Kathleen Munn, Part 1: Cows on a Hillside (c. 1916)

Who Is Kathleen Munn? Because I admire rebels, few artists have intrigued me to the same degree as the talented Canadian pioneer of modern art, Kathleen Jean Munn. Born into a Toronto family in 1887, Munn benefited from her family’s support in both her artistic education and career. Munn developed a devotion to international modernism…

Kathleen Munn: Horses (c.1927)

Kathleen Munn: Pioneer of Modern Art Kathleen Jean Munn (1887– October 19, 1974) is recognized today as a pioneer of modern art in Canada, though she remained on the periphery of the Canadian art scene during her lifetime. She imagined conventional subjects in a radically new visual vocabulary as she combined the traditions of European…

J.E.H. MacDonald: Maple Boughs, Algoma

  Click For Enlarged Detail     Details Maple Boughs, Algoma J.E.H. MacDonald, Medium: oil on composite wood-pulp board Credit Line: The Thomson Collection at the Art Gallery of Ontario Dimensions Overall: 21.5 x 26.5 cm (8 7/16 x 10 7/16 in.) Source: Art Gallery of Ontario, Canada   Thanks for Visiting! 🙂 The End

Emily Carr: War Canoes, Alert Bay (1912)

  The Audain Art Museum’s Permanent Collection of nearly 200 works of art is a visual journey through the history of art from coastal British Columbia. Spanning from the 18th century to present day, the Collection contains one of the world’s finest collections of Northwest Coast First Nations masks; a large collection of works by…

Emily Carr: Forest Glade

“I sat staring, staring, staring – half lost, learning a new language, or rather the same language in a different dialect. So still were the big woods where I sat, sound might not yet have been born.” -Emily Carr   See Full Biography: Emily Carr: Who Is She?  

Emily Carr: Untitled forest scene (c1932)

  Emily Carr: On Jungles, January 1, 1936: “I painted one of the thick jungle sketches. Perhaps I am getting “junglier.” They won’t be popular. Few people know the jungle, or care about it or want to understand it. An organized tumult of growth, that’s what those thick undergrowth woods are, and yet there is…

Helen Galloway McNicoll, The Chintz Sofa (1913)

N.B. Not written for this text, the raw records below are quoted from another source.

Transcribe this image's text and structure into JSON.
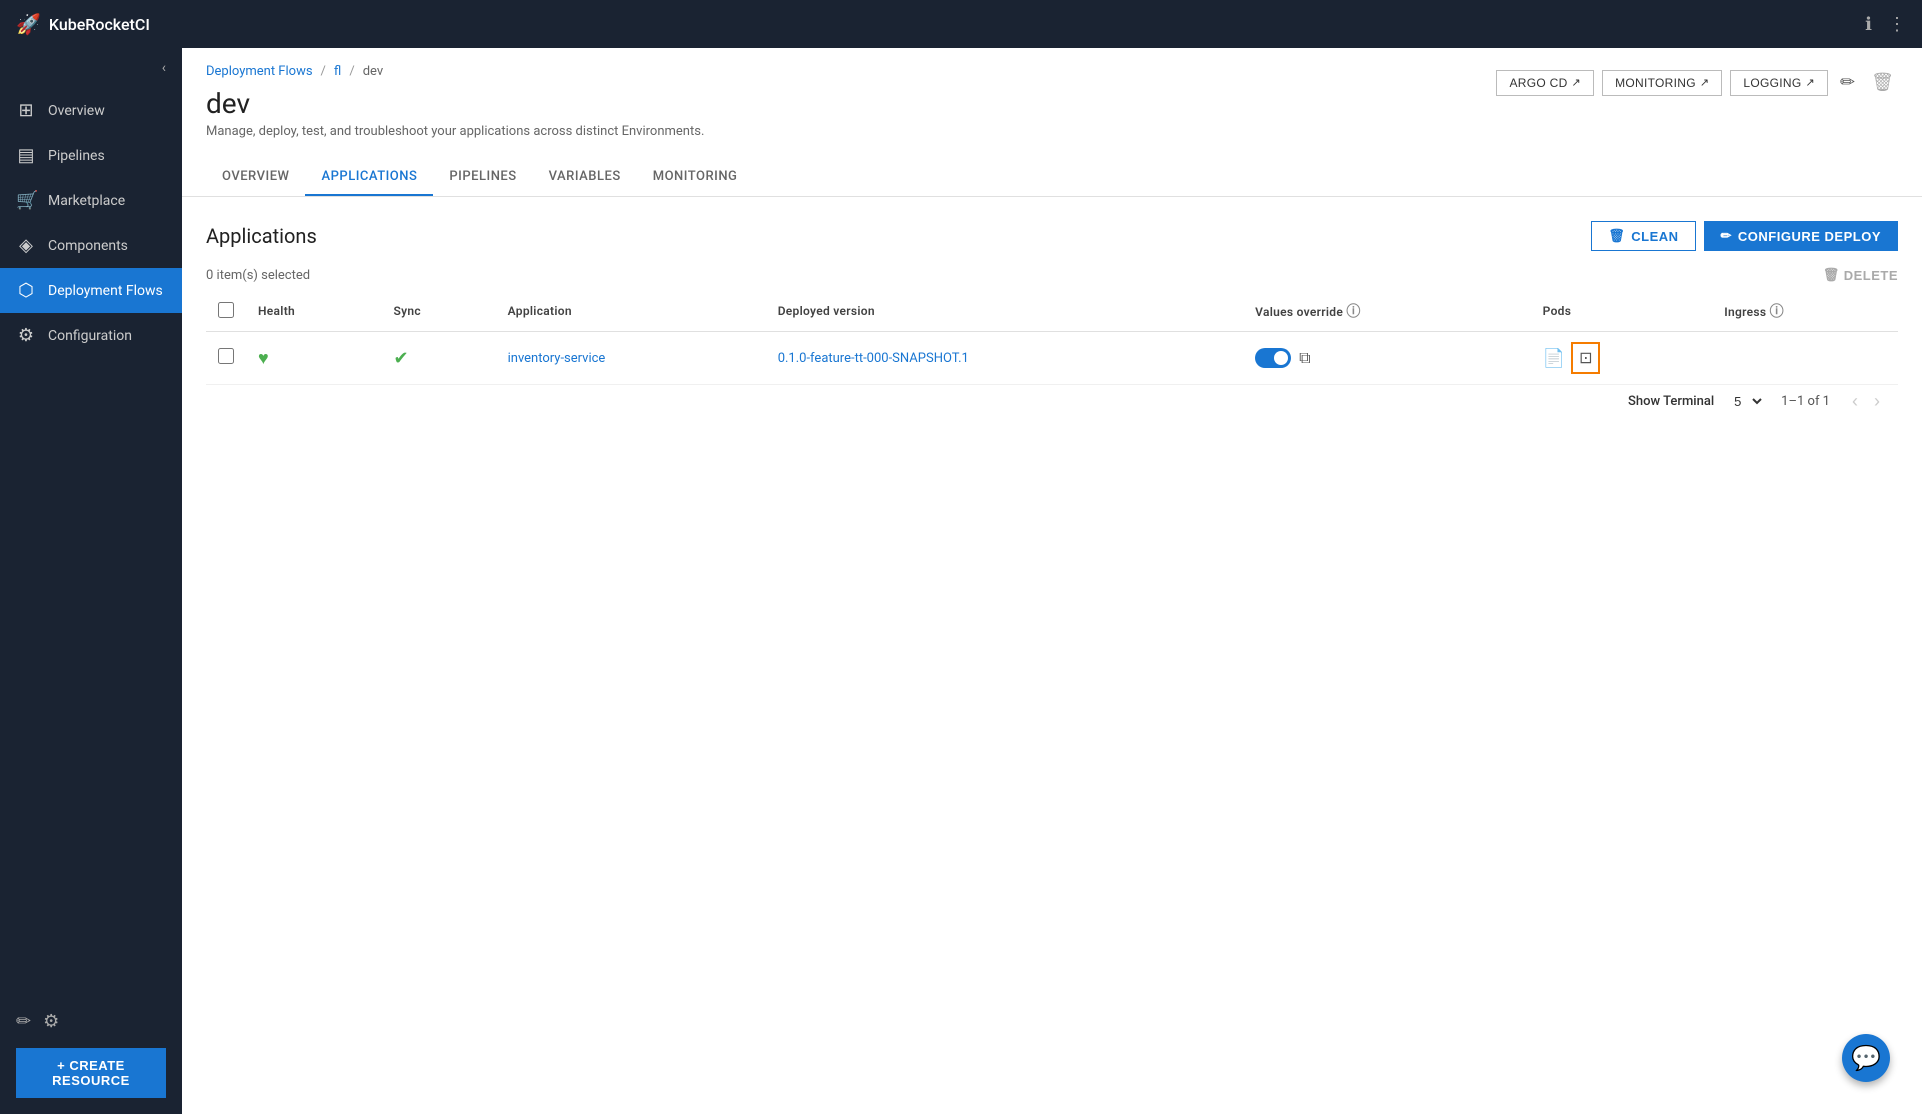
{
  "app": {
    "title": "KubeRocketCI",
    "logo": "🚀"
  },
  "topbar": {
    "info_icon": "ℹ",
    "more_icon": "⋮"
  },
  "sidebar": {
    "collapse_icon": "‹",
    "items": [
      {
        "id": "overview",
        "label": "Overview",
        "icon": "⊞"
      },
      {
        "id": "pipelines",
        "label": "Pipelines",
        "icon": "▤"
      },
      {
        "id": "marketplace",
        "label": "Marketplace",
        "icon": "🛒"
      },
      {
        "id": "components",
        "label": "Components",
        "icon": "◈"
      },
      {
        "id": "deployment-flows",
        "label": "Deployment Flows",
        "icon": "⬢",
        "active": true
      },
      {
        "id": "configuration",
        "label": "Configuration",
        "icon": "⚙"
      }
    ],
    "bottom": {
      "edit_icon": "✏",
      "settings_icon": "⚙"
    },
    "create_resource_label": "+ CREATE RESOURCE"
  },
  "breadcrumb": {
    "items": [
      {
        "label": "Deployment Flows",
        "link": true
      },
      {
        "label": "fl",
        "link": true
      },
      {
        "label": "dev",
        "link": false
      }
    ]
  },
  "page": {
    "title": "dev",
    "subtitle": "Manage, deploy, test, and troubleshoot your applications across distinct Environments.",
    "actions": {
      "argo_cd": "ARGO CD",
      "monitoring": "MONITORING",
      "logging": "LOGGING",
      "edit_icon": "✏",
      "delete_icon": "🗑"
    }
  },
  "tabs": [
    {
      "id": "overview",
      "label": "OVERVIEW"
    },
    {
      "id": "applications",
      "label": "APPLICATIONS",
      "active": true
    },
    {
      "id": "pipelines",
      "label": "PIPELINES"
    },
    {
      "id": "variables",
      "label": "VARIABLES"
    },
    {
      "id": "monitoring",
      "label": "MONITORING"
    }
  ],
  "applications": {
    "title": "Applications",
    "selected_count": "0 item(s) selected",
    "delete_label": "DELETE",
    "clean_label": "CLEAN",
    "configure_deploy_label": "CONFIGURE DEPLOY",
    "columns": [
      {
        "id": "health",
        "label": "Health"
      },
      {
        "id": "sync",
        "label": "Sync"
      },
      {
        "id": "application",
        "label": "Application"
      },
      {
        "id": "deployed_version",
        "label": "Deployed version"
      },
      {
        "id": "values_override",
        "label": "Values override"
      },
      {
        "id": "pods",
        "label": "Pods"
      },
      {
        "id": "ingress",
        "label": "Ingress"
      }
    ],
    "rows": [
      {
        "id": "inventory-service",
        "health": "♥",
        "sync": "✔",
        "application": "inventory-service",
        "deployed_version": "0.1.0-feature-tt-000-SNAPSHOT.1",
        "has_toggle": true,
        "toggle_on": true,
        "has_ext_link": true
      }
    ],
    "show_terminal_label": "Show Terminal",
    "per_page": "5",
    "pagination": "1–1 of 1"
  },
  "fab": {
    "icon": "💬"
  }
}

  Helen Galloway McNicoll, The Chintz Sofa (1913) Oil on canvas. (Canadian) 1879-1915 One of the foremost Canadian female practitioners of Impressionism in her time, McNicoll is known for her sunlight-infused genre paintings of women and children in rural environments. Here, she moved inside to depict a woman reading. Via books0977